Thanks for reading!

Fox River House, Menasha, Wisconsin

Decades ago, someone told me that Frank and Julia Winarski used to own some kind of lodge in Menasha, Wisconsin. I asked my parents and they had never heard of this—I have absolutely no idea who told me this information.

I started researching this when I found the obituaries for Frank and Julia in The Menasha Record newspaper. Thanks to that subscription, by searching for the name of Frank Winarski, I found numerous articles between 1913 and 1916 that confirmed he was the proprietor of the Fox River House in Menasha. The building was originally built in 1875 and is currently vacant.

Source: Wisconsin Historial Society

Most of the articles were either about fights going on, or taking bids to build a moving picture house next door. In October 6, 1915 Frank appeared before the city council to find out why the council turned him down for a liquor license for the property.

A couple of months later, the Wausau Daily Herald reported on January 21, 1916 that the Fox River House would be closing as the owner (Frank) stated that without a liquor license it would not be profitable.

So then the trick was to verify that that Frank Winarski is my family’s Frank Winarski.
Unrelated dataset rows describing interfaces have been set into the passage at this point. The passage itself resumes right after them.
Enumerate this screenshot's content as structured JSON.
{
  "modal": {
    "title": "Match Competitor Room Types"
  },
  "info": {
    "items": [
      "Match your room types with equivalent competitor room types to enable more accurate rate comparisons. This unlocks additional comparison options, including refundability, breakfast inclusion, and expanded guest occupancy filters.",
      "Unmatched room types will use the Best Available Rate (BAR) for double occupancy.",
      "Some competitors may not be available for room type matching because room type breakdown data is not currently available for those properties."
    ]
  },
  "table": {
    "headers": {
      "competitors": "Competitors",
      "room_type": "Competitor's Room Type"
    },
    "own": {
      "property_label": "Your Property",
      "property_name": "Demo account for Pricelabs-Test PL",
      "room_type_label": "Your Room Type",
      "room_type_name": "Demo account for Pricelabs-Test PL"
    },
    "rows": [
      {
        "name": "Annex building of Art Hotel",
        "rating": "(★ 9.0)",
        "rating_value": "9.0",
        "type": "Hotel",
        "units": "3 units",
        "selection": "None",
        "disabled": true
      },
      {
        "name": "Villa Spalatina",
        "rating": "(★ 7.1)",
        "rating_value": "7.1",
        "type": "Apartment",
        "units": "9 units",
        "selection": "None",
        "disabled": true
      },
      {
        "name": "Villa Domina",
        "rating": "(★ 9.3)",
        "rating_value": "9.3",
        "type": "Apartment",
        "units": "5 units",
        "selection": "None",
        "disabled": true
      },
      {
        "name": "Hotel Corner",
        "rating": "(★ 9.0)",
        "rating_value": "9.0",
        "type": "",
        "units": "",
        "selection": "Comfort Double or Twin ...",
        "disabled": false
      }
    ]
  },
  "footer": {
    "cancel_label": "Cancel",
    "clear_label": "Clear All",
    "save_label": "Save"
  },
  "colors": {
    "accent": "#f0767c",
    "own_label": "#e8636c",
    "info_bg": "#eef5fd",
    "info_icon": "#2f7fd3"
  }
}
I found a great blog about the city of Menasha by David Galassie, who is an expert in that area, and emailed him. He was kind enough to send me a bunch of links, one of which was for an Oshkosh city directory from 1914. Lo and behold, on page 87, Frank Winarski is listed as the proprietor with his wife Julia, and they are listed as living at 230 Main, which is the address of the property. A Paul Winarski is also listed as working as a mason and living at the property. That was enough confirmation for me as I know for certain my family’s Frank and Julia had a son named Paul.

This is when I really love the internet, there are so many resources available I don’t know if I ever could have solved this puzzle without it!

Wordless Wednesday — Winarski

This is a two for one but not really a photo Wordless Wednesday. One of the toughest lines I have been researching is the Winarski line, my maternal grandmother’s mother’s line. Well thanks to Ancestry’s newspaper database, $5.95, and a search for the name “Frank Winarski”, I was super thrilled to find a couple of obituaries in “The Menasha Record”, a newspaper in Menasha, Wisconsin.

The first obituary is for Julia Winarski, Frank Winarski’s wife, who died on August 22, 1929 and lived in Menasha. The obituary does not even mention her first name, which irritated me but times were very different back then.

The second is of Frank, who died on October 19, 1935. It mentions he was a pioneer of the fifth ward in Menasha. Unless it is a mistake, Frank must have remarried since it says his wife survived him and Julia died 6 years before.

One of Frank and Julia’s daughters was Margaret Winarski, who married Edward Schoudel, and who is the mother of my maternal grandmother, Madeline (Schoudel) Bass. The information in these obituaries have certainly given me more avenues to research!

Notice the Schoudel name is mistakenly spelled differently in each obituary, Shoerdel and Shoudell. How many different ways has that name been spelled?